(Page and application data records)

*** Block opens ***

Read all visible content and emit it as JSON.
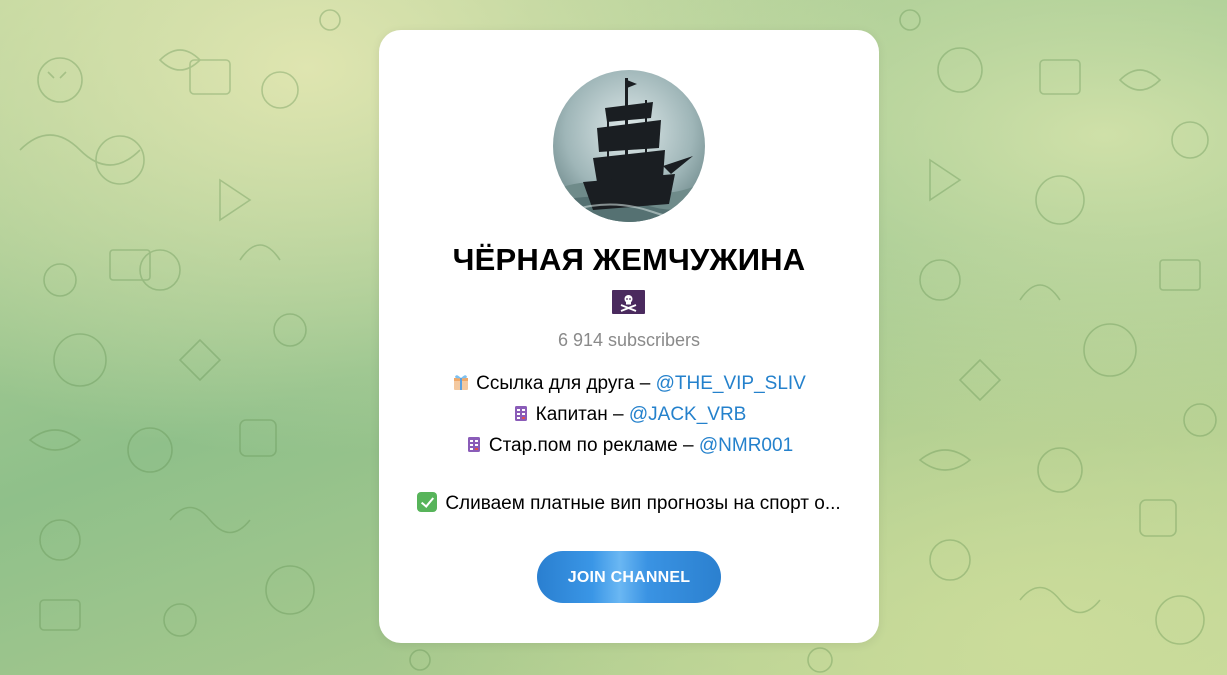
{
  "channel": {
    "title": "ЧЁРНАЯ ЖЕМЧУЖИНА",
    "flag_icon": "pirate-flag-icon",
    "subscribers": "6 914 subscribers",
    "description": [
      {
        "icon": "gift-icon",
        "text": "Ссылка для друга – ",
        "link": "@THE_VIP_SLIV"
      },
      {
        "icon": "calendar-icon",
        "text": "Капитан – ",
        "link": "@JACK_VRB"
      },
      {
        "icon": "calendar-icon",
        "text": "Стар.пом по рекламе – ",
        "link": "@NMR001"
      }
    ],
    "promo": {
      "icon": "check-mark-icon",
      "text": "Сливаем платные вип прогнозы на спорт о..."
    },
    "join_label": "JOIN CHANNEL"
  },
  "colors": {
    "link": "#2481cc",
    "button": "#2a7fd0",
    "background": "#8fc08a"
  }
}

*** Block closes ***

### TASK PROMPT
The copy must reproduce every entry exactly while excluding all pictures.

### EXERCISE SOLUTION
Read all visible content and emit it as JSON.
{
  "channel": {
    "title": "ЧЁРНАЯ ЖЕМЧУЖИНА",
    "flag_icon": "pirate-flag-icon",
    "subscribers": "6 914 subscribers",
    "description": [
      {
        "icon": "gift-icon",
        "text": "Ссылка для друга – ",
        "link": "@THE_VIP_SLIV"
      },
      {
        "icon": "calendar-icon",
        "text": "Капитан – ",
        "link": "@JACK_VRB"
      },
      {
        "icon": "calendar-icon",
        "text": "Стар.пом по рекламе – ",
        "link": "@NMR001"
      }
    ],
    "promo": {
      "icon": "check-mark-icon",
      "text": "Сливаем платные вип прогнозы на спорт о..."
    },
    "join_label": "JOIN CHANNEL"
  },
  "colors": {
    "link": "#2481cc",
    "button": "#2a7fd0",
    "background": "#8fc08a"
  }
}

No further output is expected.